In this lesson you will learn about different types of programming languages and how those languages are used in the real world.
Types of languages
All programming languages can be classified as high-level or low-level. When you program in class, you are using high-level languages. People who write operating systems and specialized systems dealing with hardware often use low-level languages.
Within each of these areas, both high and low level, there are many different languages. Just like spoken languages, there is plenty of variety. With spoken languages, some use an alphabet (English) and some don’t (Chinese), while others have gender (French) and some don’t (Tagalog). In the same way, programming languages are different in how they are written.
To see just how many programming languages there are, take a look at this Wikipedia page.
- Uses something closer human language
- Less code does more
- Write in a shorter time
- Debug in shorter time
- Easy to maintain when in use
- Access hardware directly
- Lots of code does very little
- Code uses less memory
- Runs much faster
Activity: Exploring languages
When you first started coding you probably wrote the infamous Hello World program. Take a look at the Hello World website, which is a collection of programs written in many different languages. Pick out two languages which you think are high level, and two that are low level. What characteristics made you classify them as such?
Next, check out this online compiler which lets you code in different languages. Pick one of these languages, and do some research online to find out how you’d write a loop that prints out 0 to 9. Use the compiler to test your code.
Translators turn your source code, which is written in a language you can understand, into something that a computer can understand. There are three types of translators, and they do this in different ways. You need to worry about three types of translators: compilers, interpreters, and assemblers.
Assembler and Compilers
Both assemblers and compilers take your source code and turn it into machine code which is an executable file. This executable file is usually what you run what you click on a program to start it. The process is show in the following diagram.
The difference between compilers and assemblers is that compilers start with a high-level language and then turn it into assembly code where it is compiler by an assembler.

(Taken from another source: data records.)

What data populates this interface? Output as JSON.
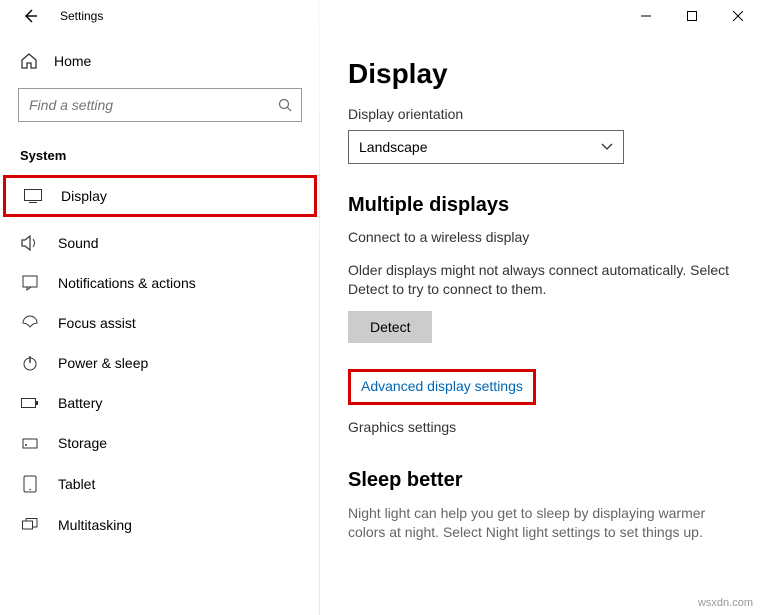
{
  "window": {
    "title": "Settings"
  },
  "sidebar": {
    "home": "Home",
    "search_placeholder": "Find a setting",
    "section": "System",
    "items": [
      {
        "label": "Display"
      },
      {
        "label": "Sound"
      },
      {
        "label": "Notifications & actions"
      },
      {
        "label": "Focus assist"
      },
      {
        "label": "Power & sleep"
      },
      {
        "label": "Battery"
      },
      {
        "label": "Storage"
      },
      {
        "label": "Tablet"
      },
      {
        "label": "Multitasking"
      }
    ]
  },
  "content": {
    "title": "Display",
    "orientation_label": "Display orientation",
    "orientation_value": "Landscape",
    "multi_heading": "Multiple displays",
    "wireless_link": "Connect to a wireless display",
    "detect_text": "Older displays might not always connect automatically. Select Detect to try to connect to them.",
    "detect_btn": "Detect",
    "advanced_link": "Advanced display settings",
    "graphics_link": "Graphics settings",
    "sleep_heading": "Sleep better",
    "sleep_text": "Night light can help you get to sleep by displaying warmer colors at night. Select Night light settings to set things up."
  },
  "watermark": "wsxdn.com"
}
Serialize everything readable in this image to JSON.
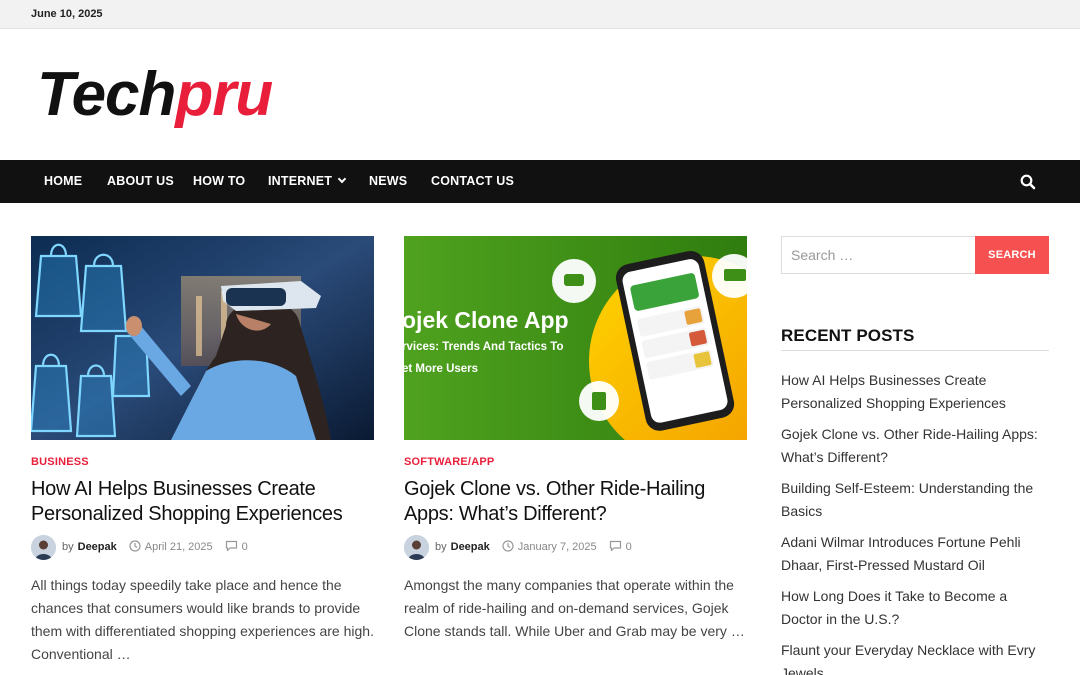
{
  "topbar": {
    "date": "June 10, 2025"
  },
  "site": {
    "logo_part1": "Tech",
    "logo_part2": "pru",
    "brand_color": "#e81e3a"
  },
  "nav": {
    "items": [
      {
        "label": "HOME"
      },
      {
        "label": "ABOUT US"
      },
      {
        "label": "HOW TO"
      },
      {
        "label": "INTERNET"
      },
      {
        "label": "NEWS"
      },
      {
        "label": "CONTACT US"
      }
    ],
    "search_icon": "search-icon"
  },
  "posts": [
    {
      "category": "BUSINESS",
      "title": "How AI Helps Businesses Create Personalized Shopping Experiences",
      "by": "by",
      "author": "Deepak",
      "date": "April 21, 2025",
      "comments": "0",
      "excerpt": "All things today speedily take place and hence the chances that consumers would like brands to provide them with differentiated shopping experiences are high. Conventional …"
    },
    {
      "category": "SOFTWARE/APP",
      "title": "Gojek Clone vs. Other Ride-Hailing Apps: What’s Different?",
      "by": "by",
      "author": "Deepak",
      "date": "January 7, 2025",
      "comments": "0",
      "excerpt": "Amongst the many companies that operate within the realm of ride-hailing and on-demand services, Gojek Clone stands tall. While Uber and Grab may be very …",
      "image_text": {
        "heading": "ojek Clone App",
        "line1": "rvices:  Trends And Tactics To",
        "line2": "et More Users"
      }
    }
  ],
  "sidebar": {
    "search_placeholder": "Search …",
    "search_button": "SEARCH",
    "recent_title": "RECENT POSTS",
    "recent_posts": [
      "How AI Helps Businesses Create Personalized Shopping Experiences",
      "Gojek Clone vs. Other Ride-Hailing Apps: What’s Different?",
      "Building Self-Esteem: Understanding the Basics",
      "Adani Wilmar Introduces Fortune Pehli Dhaar, First-Pressed Mustard Oil",
      "How Long Does it Take to Become a Doctor in the U.S.?",
      "Flaunt your Everyday Necklace with Evry Jewels"
    ]
  },
  "colors": {
    "nav_bg": "#111111",
    "search_button_bg": "#f75050",
    "category": "#e81e3a"
  }
}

You can see the in the following diagram how the assembly language is the middle step.
Interpreters, compilers and assemblers all run programs, but interpreters don’t turn code into an executable before starting them. They run a program line by line going directly from source code to output, and skipping the machine code. Compared to a compiler it looks likes the following.
I’m sure you’ve noticed that errors happen all the time when programming. A missing bracket, the wrong symbol, or using the wrong variable name. Other times your program runs, but something isn’t working correctly.
Of the three types of errors listed above, you need to remember syntax errors for your test, but the others are important to know when you’re programming. You’ve probably encountered all these errors at some point when your program won’t work.
The other type of error you need to be concerned with is called a logical error. This sort of error is much harder to find, because your program still runs, but it doesn’t produce the results you expected. This could be because you forget about order of operations, used an integer when you need a float, or made a loop that didn’t reach the length of a list you were working with.
In this activity you’re going to write four different programs, each of which will demonstrate a different type of error. You will need to show a syntax error, reference error, type error and logical error. If you need some help, you can look at this website to get some ideas.
Integrated Development Environments
Integrated development environments (IDEs) allow programmers to be more productive by providing different tools that help format, fix and organize their code. Take a look at the IDE you’re using, and explore the different features it has. How many of them do you use? Are there any that you’d like to know more about?
Wrapping it up
At this point you should have a good understanding of everything in the following video. Watch it as a good refresher over everything covered, and if you find yourself confused in any place, then go back and look at that section again.